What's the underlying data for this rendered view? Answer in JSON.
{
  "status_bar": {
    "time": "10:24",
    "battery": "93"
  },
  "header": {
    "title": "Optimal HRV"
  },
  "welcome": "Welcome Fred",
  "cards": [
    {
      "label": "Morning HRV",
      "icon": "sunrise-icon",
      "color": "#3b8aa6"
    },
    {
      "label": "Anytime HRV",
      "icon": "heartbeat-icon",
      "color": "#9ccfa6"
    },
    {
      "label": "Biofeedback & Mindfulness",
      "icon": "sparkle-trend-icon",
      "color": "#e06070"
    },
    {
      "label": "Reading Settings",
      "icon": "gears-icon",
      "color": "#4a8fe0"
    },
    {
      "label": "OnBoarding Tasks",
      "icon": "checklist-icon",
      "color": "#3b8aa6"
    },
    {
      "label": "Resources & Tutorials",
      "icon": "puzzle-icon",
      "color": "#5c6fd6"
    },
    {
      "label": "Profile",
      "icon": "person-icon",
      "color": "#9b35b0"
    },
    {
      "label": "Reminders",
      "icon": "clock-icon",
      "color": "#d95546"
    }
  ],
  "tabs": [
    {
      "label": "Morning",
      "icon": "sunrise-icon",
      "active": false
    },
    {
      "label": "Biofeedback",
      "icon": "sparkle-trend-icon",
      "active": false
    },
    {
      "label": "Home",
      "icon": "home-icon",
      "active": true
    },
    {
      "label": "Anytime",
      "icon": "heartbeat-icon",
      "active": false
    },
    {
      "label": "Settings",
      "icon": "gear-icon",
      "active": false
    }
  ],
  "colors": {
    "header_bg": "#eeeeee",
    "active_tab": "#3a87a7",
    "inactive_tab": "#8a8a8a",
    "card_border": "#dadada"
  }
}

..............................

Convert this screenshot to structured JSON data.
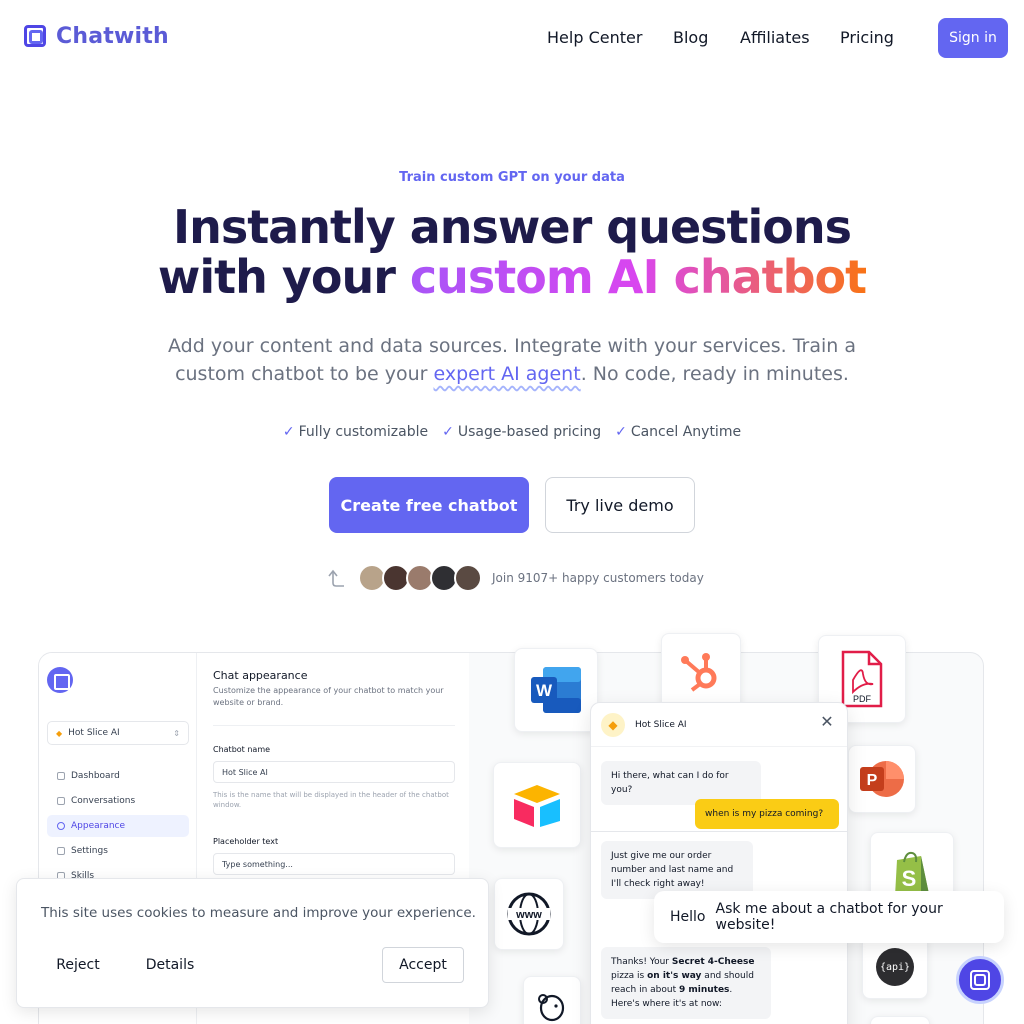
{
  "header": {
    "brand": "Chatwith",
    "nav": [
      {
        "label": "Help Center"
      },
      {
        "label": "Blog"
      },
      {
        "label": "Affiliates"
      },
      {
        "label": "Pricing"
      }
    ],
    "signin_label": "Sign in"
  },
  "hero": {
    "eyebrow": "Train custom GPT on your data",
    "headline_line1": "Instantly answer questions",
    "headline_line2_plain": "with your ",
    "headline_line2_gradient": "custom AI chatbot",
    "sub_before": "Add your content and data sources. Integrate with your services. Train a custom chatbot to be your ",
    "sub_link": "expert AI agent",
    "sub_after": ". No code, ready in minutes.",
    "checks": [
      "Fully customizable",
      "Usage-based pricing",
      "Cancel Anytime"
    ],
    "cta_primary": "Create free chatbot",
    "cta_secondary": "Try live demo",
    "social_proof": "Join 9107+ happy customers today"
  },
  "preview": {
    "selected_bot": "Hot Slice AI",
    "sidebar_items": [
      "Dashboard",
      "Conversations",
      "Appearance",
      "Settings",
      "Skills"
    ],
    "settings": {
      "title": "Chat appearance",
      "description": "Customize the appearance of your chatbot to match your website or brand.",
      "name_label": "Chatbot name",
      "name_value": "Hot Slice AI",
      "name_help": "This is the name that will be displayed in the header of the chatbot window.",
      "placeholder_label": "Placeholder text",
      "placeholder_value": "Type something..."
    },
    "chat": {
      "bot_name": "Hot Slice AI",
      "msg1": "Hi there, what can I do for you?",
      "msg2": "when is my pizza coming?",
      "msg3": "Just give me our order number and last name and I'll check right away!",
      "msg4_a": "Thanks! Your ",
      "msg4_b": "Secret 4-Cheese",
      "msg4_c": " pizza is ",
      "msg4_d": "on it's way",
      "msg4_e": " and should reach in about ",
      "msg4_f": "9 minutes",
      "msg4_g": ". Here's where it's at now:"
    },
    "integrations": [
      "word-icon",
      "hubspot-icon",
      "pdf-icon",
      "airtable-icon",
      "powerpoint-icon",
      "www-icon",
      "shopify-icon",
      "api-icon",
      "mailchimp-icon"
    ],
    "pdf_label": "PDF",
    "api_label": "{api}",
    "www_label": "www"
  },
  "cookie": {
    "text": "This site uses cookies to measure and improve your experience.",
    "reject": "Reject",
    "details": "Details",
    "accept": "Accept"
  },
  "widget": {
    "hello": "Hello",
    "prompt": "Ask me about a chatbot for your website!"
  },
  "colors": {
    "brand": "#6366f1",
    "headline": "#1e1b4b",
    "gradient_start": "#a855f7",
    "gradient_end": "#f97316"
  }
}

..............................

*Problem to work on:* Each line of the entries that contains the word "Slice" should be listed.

*Result for this exercise:*
    "selected_bot": "Hot Slice AI",
      "name_value": "Hot Slice AI",
      "bot_name": "Hot Slice AI",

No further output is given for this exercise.